WORK INSTRUCTION:
Write out each record a second time, exactly.

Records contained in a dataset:

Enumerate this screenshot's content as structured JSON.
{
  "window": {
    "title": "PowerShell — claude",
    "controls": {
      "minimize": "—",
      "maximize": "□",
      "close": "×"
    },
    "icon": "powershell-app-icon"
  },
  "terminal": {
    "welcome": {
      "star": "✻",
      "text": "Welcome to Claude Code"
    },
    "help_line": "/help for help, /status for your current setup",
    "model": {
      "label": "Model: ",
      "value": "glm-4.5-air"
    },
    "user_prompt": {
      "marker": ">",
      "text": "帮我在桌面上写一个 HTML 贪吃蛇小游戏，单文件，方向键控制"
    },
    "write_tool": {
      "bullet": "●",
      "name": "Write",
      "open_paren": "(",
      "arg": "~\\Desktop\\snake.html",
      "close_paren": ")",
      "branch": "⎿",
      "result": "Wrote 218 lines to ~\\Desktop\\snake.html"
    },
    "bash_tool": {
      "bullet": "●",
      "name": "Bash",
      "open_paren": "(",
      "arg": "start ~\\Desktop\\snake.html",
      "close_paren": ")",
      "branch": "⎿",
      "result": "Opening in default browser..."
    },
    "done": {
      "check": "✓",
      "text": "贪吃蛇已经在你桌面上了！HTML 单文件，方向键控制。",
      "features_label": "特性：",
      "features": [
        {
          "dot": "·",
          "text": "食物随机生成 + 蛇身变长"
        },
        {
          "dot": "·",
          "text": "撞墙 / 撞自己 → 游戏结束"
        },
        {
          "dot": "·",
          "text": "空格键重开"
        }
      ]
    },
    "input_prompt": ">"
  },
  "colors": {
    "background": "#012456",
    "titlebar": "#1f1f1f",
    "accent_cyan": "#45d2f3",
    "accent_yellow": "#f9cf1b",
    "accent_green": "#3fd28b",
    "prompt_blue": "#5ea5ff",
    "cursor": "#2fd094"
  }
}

ANSWER TO THIS PROBLEM:
Enumerate this screenshot's content as structured JSON.
{
  "window": {
    "title": "PowerShell — claude",
    "controls": {
      "minimize": "—",
      "maximize": "□",
      "close": "×"
    },
    "icon": "powershell-app-icon"
  },
  "terminal": {
    "welcome": {
      "star": "✻",
      "text": "Welcome to Claude Code"
    },
    "help_line": "/help for help, /status for your current setup",
    "model": {
      "label": "Model: ",
      "value": "glm-4.5-air"
    },
    "user_prompt": {
      "marker": ">",
      "text": "帮我在桌面上写一个 HTML 贪吃蛇小游戏，单文件，方向键控制"
    },
    "write_tool": {
      "bullet": "●",
      "name": "Write",
      "open_paren": "(",
      "arg": "~\\Desktop\\snake.html",
      "close_paren": ")",
      "branch": "⎿",
      "result": "Wrote 218 lines to ~\\Desktop\\snake.html"
    },
    "bash_tool": {
      "bullet": "●",
      "name": "Bash",
      "open_paren": "(",
      "arg": "start ~\\Desktop\\snake.html",
      "close_paren": ")",
      "branch": "⎿",
      "result": "Opening in default browser..."
    },
    "done": {
      "check": "✓",
      "text": "贪吃蛇已经在你桌面上了！HTML 单文件，方向键控制。",
      "features_label": "特性：",
      "features": [
        {
          "dot": "·",
          "text": "食物随机生成 + 蛇身变长"
        },
        {
          "dot": "·",
          "text": "撞墙 / 撞自己 → 游戏结束"
        },
        {
          "dot": "·",
          "text": "空格键重开"
        }
      ]
    },
    "input_prompt": ">"
  },
  "colors": {
    "background": "#012456",
    "titlebar": "#1f1f1f",
    "accent_cyan": "#45d2f3",
    "accent_yellow": "#f9cf1b",
    "accent_green": "#3fd28b",
    "prompt_blue": "#5ea5ff",
    "cursor": "#2fd094"
  }
}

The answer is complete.